Available data Start Marker

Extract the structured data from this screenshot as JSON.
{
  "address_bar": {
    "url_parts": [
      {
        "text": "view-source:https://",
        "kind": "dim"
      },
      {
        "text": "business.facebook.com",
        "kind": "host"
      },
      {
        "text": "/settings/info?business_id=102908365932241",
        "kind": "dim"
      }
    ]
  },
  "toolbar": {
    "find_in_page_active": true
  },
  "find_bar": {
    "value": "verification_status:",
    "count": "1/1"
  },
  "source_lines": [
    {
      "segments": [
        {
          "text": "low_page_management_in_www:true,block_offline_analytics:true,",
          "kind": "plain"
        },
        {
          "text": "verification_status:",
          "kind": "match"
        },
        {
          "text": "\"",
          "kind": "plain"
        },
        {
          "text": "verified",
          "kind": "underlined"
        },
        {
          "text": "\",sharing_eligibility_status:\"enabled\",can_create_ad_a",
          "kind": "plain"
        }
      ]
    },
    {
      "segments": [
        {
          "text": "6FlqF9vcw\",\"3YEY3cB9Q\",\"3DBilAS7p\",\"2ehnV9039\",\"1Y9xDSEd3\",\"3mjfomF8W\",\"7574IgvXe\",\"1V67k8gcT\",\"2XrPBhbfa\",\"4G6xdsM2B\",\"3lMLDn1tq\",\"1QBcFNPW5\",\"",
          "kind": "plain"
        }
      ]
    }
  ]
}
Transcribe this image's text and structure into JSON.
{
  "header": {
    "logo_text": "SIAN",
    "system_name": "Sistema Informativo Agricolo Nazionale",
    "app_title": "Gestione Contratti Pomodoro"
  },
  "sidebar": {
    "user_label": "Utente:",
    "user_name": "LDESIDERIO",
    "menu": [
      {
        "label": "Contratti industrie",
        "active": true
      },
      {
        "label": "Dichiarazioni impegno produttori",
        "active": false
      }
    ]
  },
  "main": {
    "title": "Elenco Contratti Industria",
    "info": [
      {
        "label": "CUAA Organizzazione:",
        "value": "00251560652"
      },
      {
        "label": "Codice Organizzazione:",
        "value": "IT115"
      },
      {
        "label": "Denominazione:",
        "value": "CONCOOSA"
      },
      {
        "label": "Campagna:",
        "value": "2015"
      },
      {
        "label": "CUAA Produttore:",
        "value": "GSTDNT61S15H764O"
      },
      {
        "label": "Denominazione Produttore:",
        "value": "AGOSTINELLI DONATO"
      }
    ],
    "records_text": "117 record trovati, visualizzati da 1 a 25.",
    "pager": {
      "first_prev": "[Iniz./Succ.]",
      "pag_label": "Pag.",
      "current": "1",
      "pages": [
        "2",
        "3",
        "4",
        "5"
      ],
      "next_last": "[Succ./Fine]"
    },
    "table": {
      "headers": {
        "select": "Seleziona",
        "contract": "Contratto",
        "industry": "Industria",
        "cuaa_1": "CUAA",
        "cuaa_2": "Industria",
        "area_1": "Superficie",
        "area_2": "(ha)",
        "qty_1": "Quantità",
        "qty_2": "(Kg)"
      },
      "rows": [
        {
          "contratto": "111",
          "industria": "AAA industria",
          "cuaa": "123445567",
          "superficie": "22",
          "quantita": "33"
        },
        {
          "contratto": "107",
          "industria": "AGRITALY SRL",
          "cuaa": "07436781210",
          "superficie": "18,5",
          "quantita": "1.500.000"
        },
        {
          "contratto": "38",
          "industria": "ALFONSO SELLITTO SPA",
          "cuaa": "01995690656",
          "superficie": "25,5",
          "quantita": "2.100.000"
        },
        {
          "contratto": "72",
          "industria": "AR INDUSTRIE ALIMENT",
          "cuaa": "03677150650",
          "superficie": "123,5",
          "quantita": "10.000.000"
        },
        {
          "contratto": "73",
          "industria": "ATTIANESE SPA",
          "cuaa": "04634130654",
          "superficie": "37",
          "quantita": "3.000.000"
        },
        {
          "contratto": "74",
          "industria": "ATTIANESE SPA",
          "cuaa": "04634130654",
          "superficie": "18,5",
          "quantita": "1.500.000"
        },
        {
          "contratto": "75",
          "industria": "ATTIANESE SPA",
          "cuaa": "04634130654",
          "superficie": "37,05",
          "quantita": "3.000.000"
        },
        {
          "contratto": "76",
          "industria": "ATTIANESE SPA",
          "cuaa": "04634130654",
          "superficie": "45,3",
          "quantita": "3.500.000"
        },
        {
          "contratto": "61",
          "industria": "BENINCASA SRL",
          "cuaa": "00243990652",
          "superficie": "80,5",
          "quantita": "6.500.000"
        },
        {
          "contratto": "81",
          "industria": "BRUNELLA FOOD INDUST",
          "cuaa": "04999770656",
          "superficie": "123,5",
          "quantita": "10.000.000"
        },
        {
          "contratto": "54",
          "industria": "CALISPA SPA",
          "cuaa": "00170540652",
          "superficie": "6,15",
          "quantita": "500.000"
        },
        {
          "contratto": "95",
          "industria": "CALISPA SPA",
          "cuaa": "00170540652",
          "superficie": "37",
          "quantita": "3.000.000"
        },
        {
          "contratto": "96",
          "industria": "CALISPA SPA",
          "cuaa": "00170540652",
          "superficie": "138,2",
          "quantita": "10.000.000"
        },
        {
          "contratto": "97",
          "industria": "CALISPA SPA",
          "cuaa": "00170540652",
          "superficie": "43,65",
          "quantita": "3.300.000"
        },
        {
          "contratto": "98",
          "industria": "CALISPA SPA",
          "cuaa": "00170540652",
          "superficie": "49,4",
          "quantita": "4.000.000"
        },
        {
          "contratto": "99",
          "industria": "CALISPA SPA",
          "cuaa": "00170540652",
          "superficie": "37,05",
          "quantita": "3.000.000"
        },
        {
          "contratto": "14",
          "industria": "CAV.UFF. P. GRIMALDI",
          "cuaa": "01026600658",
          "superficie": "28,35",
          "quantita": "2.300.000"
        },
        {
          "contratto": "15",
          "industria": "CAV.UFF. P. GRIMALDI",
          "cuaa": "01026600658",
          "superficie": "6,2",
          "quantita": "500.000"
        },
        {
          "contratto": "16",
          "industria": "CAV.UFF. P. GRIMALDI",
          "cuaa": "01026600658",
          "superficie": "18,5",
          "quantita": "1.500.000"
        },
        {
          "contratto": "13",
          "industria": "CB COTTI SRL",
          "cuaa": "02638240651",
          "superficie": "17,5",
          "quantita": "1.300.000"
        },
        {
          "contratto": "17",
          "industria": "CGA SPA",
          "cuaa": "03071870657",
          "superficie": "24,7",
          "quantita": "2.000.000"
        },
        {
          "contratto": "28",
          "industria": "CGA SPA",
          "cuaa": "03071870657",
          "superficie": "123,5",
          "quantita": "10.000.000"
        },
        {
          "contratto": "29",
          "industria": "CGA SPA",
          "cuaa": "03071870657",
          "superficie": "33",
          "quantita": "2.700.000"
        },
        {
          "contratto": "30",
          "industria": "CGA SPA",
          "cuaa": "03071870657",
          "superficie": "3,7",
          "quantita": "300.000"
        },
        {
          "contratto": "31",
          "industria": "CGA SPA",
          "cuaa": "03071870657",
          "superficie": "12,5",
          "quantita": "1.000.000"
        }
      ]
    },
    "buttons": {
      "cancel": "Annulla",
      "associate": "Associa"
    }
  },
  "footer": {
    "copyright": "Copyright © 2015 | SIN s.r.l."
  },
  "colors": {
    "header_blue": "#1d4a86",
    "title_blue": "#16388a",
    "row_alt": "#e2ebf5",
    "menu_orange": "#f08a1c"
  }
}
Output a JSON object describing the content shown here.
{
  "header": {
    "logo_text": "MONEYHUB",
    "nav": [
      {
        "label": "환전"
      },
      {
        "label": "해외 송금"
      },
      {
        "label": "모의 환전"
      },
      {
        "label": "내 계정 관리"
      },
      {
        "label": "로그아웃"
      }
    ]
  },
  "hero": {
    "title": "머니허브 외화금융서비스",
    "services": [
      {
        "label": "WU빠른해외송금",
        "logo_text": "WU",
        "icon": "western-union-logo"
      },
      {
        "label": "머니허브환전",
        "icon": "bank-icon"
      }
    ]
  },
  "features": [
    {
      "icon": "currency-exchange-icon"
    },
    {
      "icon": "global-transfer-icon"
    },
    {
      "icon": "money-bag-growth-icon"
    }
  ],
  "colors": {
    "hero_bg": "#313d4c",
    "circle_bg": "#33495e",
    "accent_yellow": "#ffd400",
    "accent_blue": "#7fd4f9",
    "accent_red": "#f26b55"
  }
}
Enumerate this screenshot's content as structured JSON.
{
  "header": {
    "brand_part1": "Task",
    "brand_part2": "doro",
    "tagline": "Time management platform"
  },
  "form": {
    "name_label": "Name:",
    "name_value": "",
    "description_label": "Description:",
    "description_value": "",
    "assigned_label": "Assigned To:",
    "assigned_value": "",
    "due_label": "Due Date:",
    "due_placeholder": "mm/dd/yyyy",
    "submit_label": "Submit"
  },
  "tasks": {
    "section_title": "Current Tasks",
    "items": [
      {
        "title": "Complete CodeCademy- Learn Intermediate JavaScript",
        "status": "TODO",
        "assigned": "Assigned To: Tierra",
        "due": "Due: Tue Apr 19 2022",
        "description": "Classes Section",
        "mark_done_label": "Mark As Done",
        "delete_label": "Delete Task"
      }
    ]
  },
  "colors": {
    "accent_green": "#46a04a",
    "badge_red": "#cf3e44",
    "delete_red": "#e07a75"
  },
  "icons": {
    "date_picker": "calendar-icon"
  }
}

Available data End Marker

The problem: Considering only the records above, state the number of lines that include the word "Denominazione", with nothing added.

Solution to this exercise: 2